Adrian Diaconescu

Adrian has had an insatiable passion for writing since he was in school and found himself writing philosophical essays about the meaning of life and the differences between light and dark beer.
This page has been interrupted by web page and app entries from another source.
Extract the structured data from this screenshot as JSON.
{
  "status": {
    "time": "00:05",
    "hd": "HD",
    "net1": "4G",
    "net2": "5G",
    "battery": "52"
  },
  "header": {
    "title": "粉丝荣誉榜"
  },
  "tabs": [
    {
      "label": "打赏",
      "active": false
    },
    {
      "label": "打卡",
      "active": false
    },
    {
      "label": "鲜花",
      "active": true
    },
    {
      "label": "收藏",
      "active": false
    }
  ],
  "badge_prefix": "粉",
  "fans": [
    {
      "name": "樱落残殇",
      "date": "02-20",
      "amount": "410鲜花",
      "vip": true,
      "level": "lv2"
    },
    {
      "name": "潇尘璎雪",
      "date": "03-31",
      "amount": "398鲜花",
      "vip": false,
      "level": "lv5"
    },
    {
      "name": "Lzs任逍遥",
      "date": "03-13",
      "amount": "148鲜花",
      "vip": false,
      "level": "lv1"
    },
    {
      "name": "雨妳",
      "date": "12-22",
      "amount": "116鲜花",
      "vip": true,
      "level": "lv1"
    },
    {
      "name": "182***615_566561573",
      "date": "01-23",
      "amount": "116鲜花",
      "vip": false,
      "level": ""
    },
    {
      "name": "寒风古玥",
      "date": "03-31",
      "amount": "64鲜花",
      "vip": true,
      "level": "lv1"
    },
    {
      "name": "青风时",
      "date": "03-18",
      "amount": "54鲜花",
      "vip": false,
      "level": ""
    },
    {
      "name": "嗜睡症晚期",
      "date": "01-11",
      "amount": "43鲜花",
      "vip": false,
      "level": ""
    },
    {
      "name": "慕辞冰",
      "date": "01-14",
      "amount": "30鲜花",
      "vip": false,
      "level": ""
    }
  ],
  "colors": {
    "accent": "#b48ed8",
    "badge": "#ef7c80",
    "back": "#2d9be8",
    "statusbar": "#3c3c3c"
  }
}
Later, he realized this was pretty much his only marketable skill, so he first created a personal blog (in Romanian) and then discovered his true calling, which is writing about all things tech (in English).